I recently attended the convention of the Montana Broadcasters Association, and just a few weeks before that I had been at an event sponsored by the Washington State Association of Broadcasters. Talking with small market TV Broadcasters in those states, an issue that does not affect major television markets but which complicates the digital transition has become clear. In smaller markets in many states, particularly in some of the western states where there are multiple geographically dispersed cities in many television markets, there is at least one network affiliate in many cities that is either an LPTV or TV translator station. As we’ve written before, LPTV and translator stations are not required to convert to digital by the February 2009 digital conversion deadline. Instead, these stations can continue to operate in analog until an as yet unspecified date in the future. While these stations are allowed to convert to digital, many do not have the resources to do so. Thus, many of these stations will continue to broadcast in analog after the February 18 transition deadline. What makes the issue particularly problematic is that most DTV converters do not allow the "pass through" of analog programming, i.e. once they are hooked up, television sets only receive digital signals and analog signals are effectively blocked. This presents the potential of marketplace confusion for those viewers who do not receive their signals from cable or satellite, as they will be getting conflicting messages – being told to get a digital converter to pick up the full-power stations in a market as they convert to digital, but if the consumer buys the wrong converter box, they will not be able to receive other LPTV and translator stations in the same market.
The problem has been exaggerated as converter boxes with analog pass through have been delayed in reaching the marketplace. When I bought converter boxes in Washington, DC early last month, neither of the two major electronics retailers had the converter boxes with analog pass-through available. A well-reviewed box from EchoStar was supposed to hit stores last month, but it is in short supply. I can find it on-line only at the Dish Network’s (owned by EchoStar) own website. Thus, for households who buy and connect most of the available digital converter boxes, suddenly their analog LPTV stations are gone. In some of these smaller Western markets, that may mean the loss of one or more local network affiliates.

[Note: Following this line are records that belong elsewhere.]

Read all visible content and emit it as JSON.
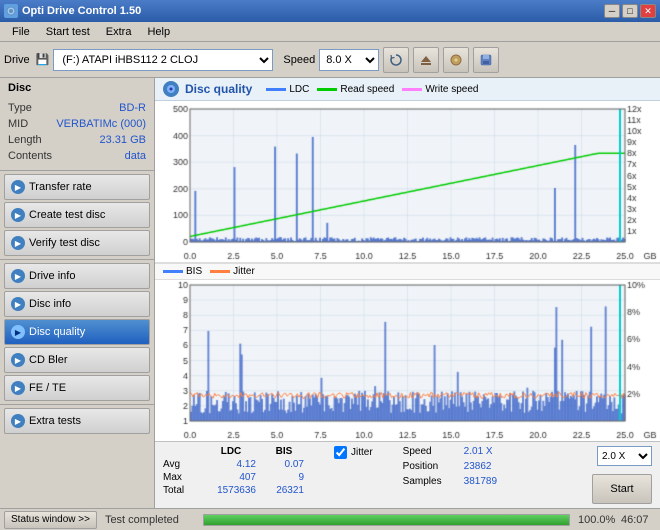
{
  "titlebar": {
    "title": "Opti Drive Control 1.50",
    "min_label": "─",
    "max_label": "□",
    "close_label": "✕"
  },
  "menubar": {
    "items": [
      "File",
      "Start test",
      "Extra",
      "Help"
    ]
  },
  "toolbar": {
    "drive_label": "Drive",
    "drive_value": "(F:)  ATAPI iHBS112  2 CLOJ",
    "speed_label": "Speed",
    "speed_value": "8.0 X"
  },
  "disc": {
    "section_label": "Disc",
    "type_label": "Type",
    "type_value": "BD-R",
    "mid_label": "MID",
    "mid_value": "VERBATIMc (000)",
    "length_label": "Length",
    "length_value": "23.31 GB",
    "contents_label": "Contents",
    "contents_value": "data"
  },
  "sidebar_buttons": [
    {
      "id": "transfer-rate",
      "label": "Transfer rate",
      "active": false
    },
    {
      "id": "create-test-disc",
      "label": "Create test disc",
      "active": false
    },
    {
      "id": "verify-test-disc",
      "label": "Verify test disc",
      "active": false
    },
    {
      "id": "drive-info",
      "label": "Drive info",
      "active": false
    },
    {
      "id": "disc-info",
      "label": "Disc info",
      "active": false
    },
    {
      "id": "disc-quality",
      "label": "Disc quality",
      "active": true
    },
    {
      "id": "cd-bler",
      "label": "CD Bler",
      "active": false
    },
    {
      "id": "fe-te",
      "label": "FE / TE",
      "active": false
    },
    {
      "id": "extra-tests",
      "label": "Extra tests",
      "active": false
    }
  ],
  "chart": {
    "title": "Disc quality",
    "legend": {
      "ldc_label": "LDC",
      "read_label": "Read speed",
      "write_label": "Write speed",
      "bis_label": "BIS",
      "jitter_label": "Jitter"
    }
  },
  "stats": {
    "ldc_header": "LDC",
    "bis_header": "BIS",
    "avg_label": "Avg",
    "max_label": "Max",
    "total_label": "Total",
    "avg_ldc": "4.12",
    "avg_bis": "0.07",
    "max_ldc": "407",
    "max_bis": "9",
    "total_ldc": "1573636",
    "total_bis": "26321",
    "jitter_label": "Jitter",
    "speed_label": "Speed",
    "speed_value": "2.01 X",
    "position_label": "Position",
    "position_value": "23862",
    "samples_label": "Samples",
    "samples_value": "381789",
    "start_label": "Start",
    "speed_select_value": "2.0 X"
  },
  "statusbar": {
    "window_btn_label": "Status window >>",
    "status_text": "Test completed",
    "progress": "100.0%",
    "time": "46:07"
  }
}
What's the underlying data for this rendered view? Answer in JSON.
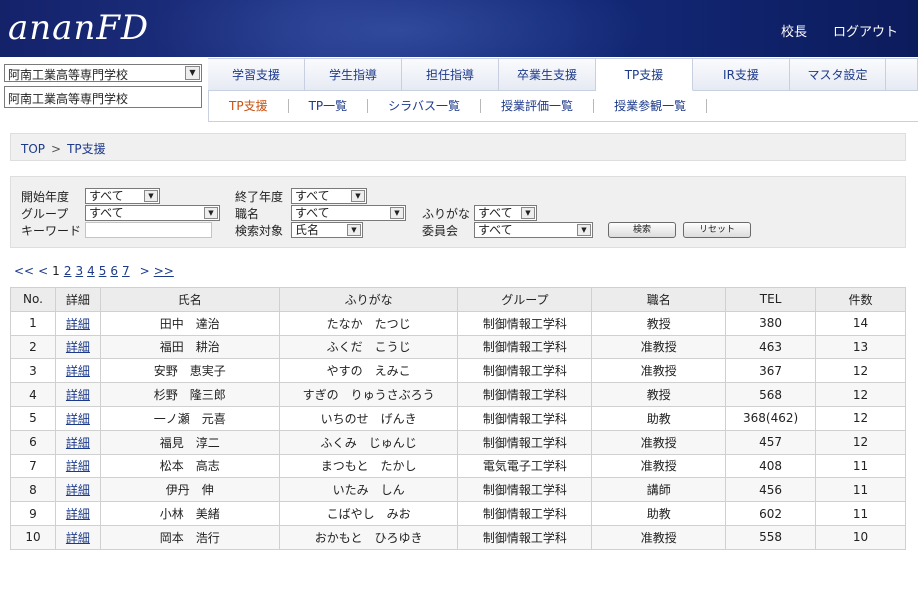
{
  "header": {
    "logo": "ananFD",
    "links": [
      "校長",
      "ログアウト"
    ]
  },
  "school": {
    "selected": "阿南工業高等専門学校",
    "display": "阿南工業高等専門学校"
  },
  "tabs": [
    {
      "label": "学習支援"
    },
    {
      "label": "学生指導"
    },
    {
      "label": "担任指導"
    },
    {
      "label": "卒業生支援"
    },
    {
      "label": "TP支援",
      "active": true
    },
    {
      "label": "IR支援"
    },
    {
      "label": "マスタ設定"
    }
  ],
  "subnav": [
    "TP支援",
    "TP一覧",
    "シラバス一覧",
    "授業評価一覧",
    "授業参観一覧"
  ],
  "breadcrumb": {
    "top": "TOP",
    "sep": ">",
    "current": "TP支援"
  },
  "search": {
    "start_year_label": "開始年度",
    "start_year_value": "すべて",
    "end_year_label": "終了年度",
    "end_year_value": "すべて",
    "group_label": "グループ",
    "group_value": "すべて",
    "position_label": "職名",
    "position_value": "すべて",
    "furigana_label": "ふりがな",
    "furigana_value": "すべて",
    "keyword_label": "キーワード",
    "keyword_value": "",
    "target_label": "検索対象",
    "target_value": "氏名",
    "committee_label": "委員会",
    "committee_value": "すべて",
    "search_button": "検索",
    "reset_button": "リセット"
  },
  "pager": {
    "first": "<<",
    "prev": "<",
    "current": "1",
    "pages": [
      "2",
      "3",
      "4",
      "5",
      "6",
      "7"
    ],
    "next": ">",
    "last": ">>"
  },
  "table": {
    "headers": [
      "No.",
      "詳細",
      "氏名",
      "ふりがな",
      "グループ",
      "職名",
      "TEL",
      "件数"
    ],
    "rows": [
      [
        "1",
        "詳細",
        "田中　達治",
        "たなか　たつじ",
        "制御情報工学科",
        "教授",
        "380",
        "14"
      ],
      [
        "2",
        "詳細",
        "福田　耕治",
        "ふくだ　こうじ",
        "制御情報工学科",
        "准教授",
        "463",
        "13"
      ],
      [
        "3",
        "詳細",
        "安野　恵実子",
        "やすの　えみこ",
        "制御情報工学科",
        "准教授",
        "367",
        "12"
      ],
      [
        "4",
        "詳細",
        "杉野　隆三郎",
        "すぎの　りゅうさぶろう",
        "制御情報工学科",
        "教授",
        "568",
        "12"
      ],
      [
        "5",
        "詳細",
        "一ノ瀬　元喜",
        "いちのせ　げんき",
        "制御情報工学科",
        "助教",
        "368(462)",
        "12"
      ],
      [
        "6",
        "詳細",
        "福見　淳二",
        "ふくみ　じゅんじ",
        "制御情報工学科",
        "准教授",
        "457",
        "12"
      ],
      [
        "7",
        "詳細",
        "松本　高志",
        "まつもと　たかし",
        "電気電子工学科",
        "准教授",
        "408",
        "11"
      ],
      [
        "8",
        "詳細",
        "伊丹　伸",
        "いたみ　しん",
        "制御情報工学科",
        "講師",
        "456",
        "11"
      ],
      [
        "9",
        "詳細",
        "小林　美緒",
        "こばやし　みお",
        "制御情報工学科",
        "助教",
        "602",
        "11"
      ],
      [
        "10",
        "詳細",
        "岡本　浩行",
        "おかもと　ひろゆき",
        "制御情報工学科",
        "准教授",
        "558",
        "10"
      ]
    ]
  }
}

So why don’t the LPTV station’s just convert to digital? One reason is cost. In these small markets, the revenues are naturally much lower than those available to a large market TV station. So the cost of the mandatory conversion of the full-power station with which the low power or translator is associated already strains the budget of the local station. The costs to convert the LPTV or translator station are necessarily secondary. And, I have been told, in many cases it runs several hundred thousand dollars to convert even an LPTV to digital, so it puts a strain on a local licensee to pay to make the transition at any time, much less as at the same time as the associated full powered station makes the required switch to digital. And in some markets, stations may have multiple translators that need to be converted, and in some places, those translators are not even owned by the primary station but by poorly funded municipal authorities or voluntary TV associations formed to bring TV reception to rural areas. Certainly, these organizations are hard-pressed to pay for a digital conversion of the translators they operate. And the residents of these very rural areas in small western markets like those in Montana are the ones least likely to get cable or local-into-local satellite service.
Thus, stations in these smaller markets have an even harder and more nuanced consumer education task ahead of them. They must get viewers ready for the digital transition for the full-power stations in the market, but they must also let consumers know that only certain digital converter boxes will allow the reception of the translators and LPTV stations that are not making the conversion. The Wilmington test (about which we wrote here) will provide one test of how this message will be received, as there is at least one LPTV station in that market that is not making the digital conversion in September. But the real test as to how well the message gets out will be next February. LPTV and translator stations form an integral part of the television industry especially in western markets, and they cannot be abandoned. Thus, the entire industry must join in efforts to recognize and ameliorate their issues to the extent possible, so that everyone is ready for next year’s digital transition.